“It’s not just about clients pushing down on fees and firms introducing automation to deal with that. Technology can also create new value in the legal services market. The biggest risk to the mid-tier is underestimating the importance of competitive issues such as these.”

One firm that is forging ahead on the technological innovation front is Mishcon de Reya, which in 2017 launched an incubator programme, MDR LAB, designed both to create partnerships with legal tech companies and raise awareness of their potential among the firm’s staff. This programme contributed to its winning the award for the Best Use of Technology at last year’s British Legal Awards.

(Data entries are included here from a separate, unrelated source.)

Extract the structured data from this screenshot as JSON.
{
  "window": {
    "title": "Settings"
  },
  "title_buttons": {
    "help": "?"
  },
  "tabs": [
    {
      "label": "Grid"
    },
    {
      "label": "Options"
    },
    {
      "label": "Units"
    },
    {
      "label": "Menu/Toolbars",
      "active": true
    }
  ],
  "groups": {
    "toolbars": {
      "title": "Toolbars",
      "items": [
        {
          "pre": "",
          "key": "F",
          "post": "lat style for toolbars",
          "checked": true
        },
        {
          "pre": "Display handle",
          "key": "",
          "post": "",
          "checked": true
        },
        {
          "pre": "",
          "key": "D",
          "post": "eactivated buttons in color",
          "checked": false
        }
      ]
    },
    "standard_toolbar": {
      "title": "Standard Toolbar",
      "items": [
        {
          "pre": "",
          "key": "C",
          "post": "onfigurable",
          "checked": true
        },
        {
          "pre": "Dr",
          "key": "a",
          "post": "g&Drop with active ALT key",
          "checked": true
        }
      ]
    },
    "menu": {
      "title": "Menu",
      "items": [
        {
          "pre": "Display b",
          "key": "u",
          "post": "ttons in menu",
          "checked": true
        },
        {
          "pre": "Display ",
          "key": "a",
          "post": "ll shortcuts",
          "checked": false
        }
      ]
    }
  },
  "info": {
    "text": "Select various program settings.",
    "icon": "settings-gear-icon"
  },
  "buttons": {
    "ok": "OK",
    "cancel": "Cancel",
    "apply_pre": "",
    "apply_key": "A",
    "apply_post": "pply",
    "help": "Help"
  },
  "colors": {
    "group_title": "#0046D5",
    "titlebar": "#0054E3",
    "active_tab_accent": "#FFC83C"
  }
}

Mishcon recently invested in two of the six firms that were part of MDR LAB, Everchron, a litigation management software outfit, and Ping, whose product automates timekeeping for lawyers.

Nick West, Mishcon’s chief technology officer, says: “We’re not a venture capital firm; we’re not investing money for the sake of it, but by investing we not only stand the chance of financial upside, but we get to be more influential about how the companies develop over the next year or two.”

A similar approach can be seen at Cambridge-based Taylor Vinters, which in recent years has partnered with artificial intelligence-focused startups Pekama and ThoughtRiver. At the same time, it has sold off other elements of its business, such as regional real estate, that were deemed a distraction from core aims.

The firm’s managing partner, Ed Turner, explains: “Assuming it’s an accepted proposition that fundamental change is going to be necessary, it’s important to understand the purpose of your organisation and why there’s a need for it in the future. Having a clear understanding of that is absolutely essential, particularly in the mid-market.”

For Taylor Vinters, the focus is now on entrepreneurship and innovation, with tech partnering an important part of the firm’s offering.

Mr Turner says: “It’s brought some intangible benefits, such as cultural change and the excitement that goes with that, but it has also been a good door-opener with clients. If we’re talking to fast-growing tech businesses, it gives us huge kudos that we’re an investor ourselves.”

It has also helped Taylor Vinters look further afield for work. He adds: “If we’re talking to a general counsel in a large US corporate in the innovation business, it’s likely they won’t have heard of us because we’re not very big. But we benefit from being able to discuss innovation based on our understanding of working with organisations like theirs. That helps us have conversations with clients who otherwise wouldn’t have given us so much time and opportunity.”